The fact is that at this stage we simply do not know with certainty who is responsible for the explosion, yet the crew of The Project felt comfortable for their interviewee to spread conspiracy theories about Israel’s involvement, without feeling any need to question him or push for any other alternatives. They were happy with the explanation. To all those watching at home who are not entirely aware of Middle Eastern affairs, the message was clear as day. Israel was responsible.
As blatantly antisemitic and dangerous as this interview is, it should come as no surprise. Following the 2014 kidnapping and murder of Naftali Fraenkel, Gilad Shaer and Eyal Yifrah, in an interview with Tel Aviv University professor Yossi Shain, Waleed Aly suggested that the heinous murder of the boys was “connected to a broader political picture” and that it could be “a response to the occupation”. Once again, the message is clear. The kidnapping and murder of innocent teenagers on their way home is a perfectly legitimate response to Israel’s military presence in Judea and Samaria.
At the very best, The Project’s hosts failed in their duty as reporters to challenge views put forward by a civilian – by no means an expert on the matter.
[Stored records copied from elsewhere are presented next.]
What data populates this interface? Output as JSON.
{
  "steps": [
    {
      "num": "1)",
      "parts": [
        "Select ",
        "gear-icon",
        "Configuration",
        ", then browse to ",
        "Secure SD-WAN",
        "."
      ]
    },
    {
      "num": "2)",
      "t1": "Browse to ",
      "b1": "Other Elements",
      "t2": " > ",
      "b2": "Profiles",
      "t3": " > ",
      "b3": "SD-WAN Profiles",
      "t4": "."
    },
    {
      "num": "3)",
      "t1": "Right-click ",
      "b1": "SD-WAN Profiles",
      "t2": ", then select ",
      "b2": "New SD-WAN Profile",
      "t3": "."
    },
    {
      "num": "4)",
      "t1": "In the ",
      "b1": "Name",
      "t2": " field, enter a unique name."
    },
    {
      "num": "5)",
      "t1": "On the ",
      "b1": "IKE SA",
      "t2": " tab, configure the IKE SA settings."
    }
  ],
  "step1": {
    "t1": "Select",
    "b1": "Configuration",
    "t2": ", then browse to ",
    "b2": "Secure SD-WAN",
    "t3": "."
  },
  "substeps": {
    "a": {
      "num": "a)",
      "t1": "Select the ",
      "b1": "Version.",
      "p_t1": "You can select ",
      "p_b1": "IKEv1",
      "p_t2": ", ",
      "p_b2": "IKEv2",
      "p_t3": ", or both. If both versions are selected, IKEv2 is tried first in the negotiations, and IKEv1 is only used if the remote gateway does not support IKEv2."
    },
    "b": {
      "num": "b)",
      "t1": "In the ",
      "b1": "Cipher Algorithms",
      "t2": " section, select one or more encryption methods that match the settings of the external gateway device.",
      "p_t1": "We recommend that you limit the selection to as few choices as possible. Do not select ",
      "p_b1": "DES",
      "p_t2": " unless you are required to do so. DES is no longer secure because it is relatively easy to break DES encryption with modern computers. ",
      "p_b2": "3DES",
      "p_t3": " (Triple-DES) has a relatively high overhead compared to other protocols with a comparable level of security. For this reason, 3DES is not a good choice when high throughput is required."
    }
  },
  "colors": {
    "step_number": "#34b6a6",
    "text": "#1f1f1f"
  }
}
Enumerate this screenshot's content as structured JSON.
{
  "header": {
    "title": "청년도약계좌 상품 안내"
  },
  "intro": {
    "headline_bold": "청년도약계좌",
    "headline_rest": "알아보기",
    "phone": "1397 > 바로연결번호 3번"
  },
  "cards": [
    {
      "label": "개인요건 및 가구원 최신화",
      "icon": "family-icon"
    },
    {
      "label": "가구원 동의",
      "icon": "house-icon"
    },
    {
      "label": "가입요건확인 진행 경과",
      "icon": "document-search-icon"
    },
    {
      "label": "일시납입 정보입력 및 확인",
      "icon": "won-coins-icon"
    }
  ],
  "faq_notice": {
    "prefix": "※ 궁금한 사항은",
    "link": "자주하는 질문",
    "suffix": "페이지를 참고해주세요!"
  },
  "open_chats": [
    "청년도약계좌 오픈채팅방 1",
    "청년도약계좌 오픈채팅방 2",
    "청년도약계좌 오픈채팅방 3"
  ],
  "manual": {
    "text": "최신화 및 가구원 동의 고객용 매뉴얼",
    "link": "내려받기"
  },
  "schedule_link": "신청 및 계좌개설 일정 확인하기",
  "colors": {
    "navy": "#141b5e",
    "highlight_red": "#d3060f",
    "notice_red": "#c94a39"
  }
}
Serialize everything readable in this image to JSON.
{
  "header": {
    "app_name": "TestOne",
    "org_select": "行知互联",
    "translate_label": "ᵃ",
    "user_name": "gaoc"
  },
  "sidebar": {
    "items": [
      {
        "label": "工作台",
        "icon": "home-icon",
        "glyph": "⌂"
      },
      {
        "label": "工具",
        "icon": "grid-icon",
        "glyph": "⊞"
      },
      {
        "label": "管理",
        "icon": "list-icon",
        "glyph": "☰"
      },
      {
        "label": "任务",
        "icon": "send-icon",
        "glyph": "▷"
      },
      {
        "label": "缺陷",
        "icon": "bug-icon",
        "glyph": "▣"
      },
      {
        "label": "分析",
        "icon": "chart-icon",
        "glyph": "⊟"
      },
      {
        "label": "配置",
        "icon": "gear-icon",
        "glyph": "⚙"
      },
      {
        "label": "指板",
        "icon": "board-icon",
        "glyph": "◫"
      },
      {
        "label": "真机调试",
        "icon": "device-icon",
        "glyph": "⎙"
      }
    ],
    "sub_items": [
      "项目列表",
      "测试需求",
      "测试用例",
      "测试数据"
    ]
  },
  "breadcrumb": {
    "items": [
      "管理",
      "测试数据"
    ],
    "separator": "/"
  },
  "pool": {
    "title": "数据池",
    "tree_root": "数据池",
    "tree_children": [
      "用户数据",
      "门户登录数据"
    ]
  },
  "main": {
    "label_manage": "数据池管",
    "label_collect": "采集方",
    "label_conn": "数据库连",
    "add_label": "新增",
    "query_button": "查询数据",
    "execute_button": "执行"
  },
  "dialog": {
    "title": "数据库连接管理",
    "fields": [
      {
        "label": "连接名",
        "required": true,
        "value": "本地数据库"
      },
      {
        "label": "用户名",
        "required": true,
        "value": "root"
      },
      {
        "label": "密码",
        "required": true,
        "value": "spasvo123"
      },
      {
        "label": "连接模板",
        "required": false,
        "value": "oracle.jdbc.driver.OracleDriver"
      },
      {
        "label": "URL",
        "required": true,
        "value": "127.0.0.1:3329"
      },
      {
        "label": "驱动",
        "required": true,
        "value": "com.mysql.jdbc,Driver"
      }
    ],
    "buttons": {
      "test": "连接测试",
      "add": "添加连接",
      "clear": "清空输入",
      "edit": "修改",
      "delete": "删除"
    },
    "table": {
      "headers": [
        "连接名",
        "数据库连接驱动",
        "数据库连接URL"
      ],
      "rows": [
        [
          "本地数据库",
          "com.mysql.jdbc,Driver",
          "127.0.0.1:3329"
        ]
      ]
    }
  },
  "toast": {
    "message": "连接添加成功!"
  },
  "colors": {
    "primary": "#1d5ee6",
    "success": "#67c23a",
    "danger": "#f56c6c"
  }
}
At the very best, they failed miserably in their responsibility to be fair and accurate. Some may say that Sousa is not a Channel 10 journalist and was simply stating others’ opinions. But if The Project specifically chose to interview him, do they not have a responsibility to ensure that his comments are appropriate, and if not, to challenge them?
Given the history of Aly – who solely conducted the interview – this ‘best case scenario’ appears highly unlikely. He was quite content with the explanation that Israel was probably responsible for what may very well constitute a war crime – given that Israel has been in a technical state of war with Lebanon for decades – if it indeed was a military attack. And he was successful. Although footage of the interview has since been taken down from The Project’s social media channels, the damage is done. All those watching at home immediately understood that Israel was the culprit in this utter humanitarian disaster.
Even more upsetting, however, is what this represents. It is more than just another false accusation against Israel. Instead of embracing the Lebanese and offering support – as Israel immediately did – The Project chose to exploit what will be remembered for years as an unmitigated humanitarian disaster, and place the blame solely on Israel. They used the sympathy of the world and turned it into anger aimed at the world’s only Jewish state.
This is nothing new, and one does not have to do much digging to unearth examples of Israel portrayed as a pariah state.
Do Waleed Aly and the hosts of The Project care and feel for the victims in Beirut? I have no doubt that they do. But were they able to put aside their dislike of the only Jewish nation state and focus on the tragedy over its northern border? No.
Our community should not put up with this blatant antisemitism. It cannot.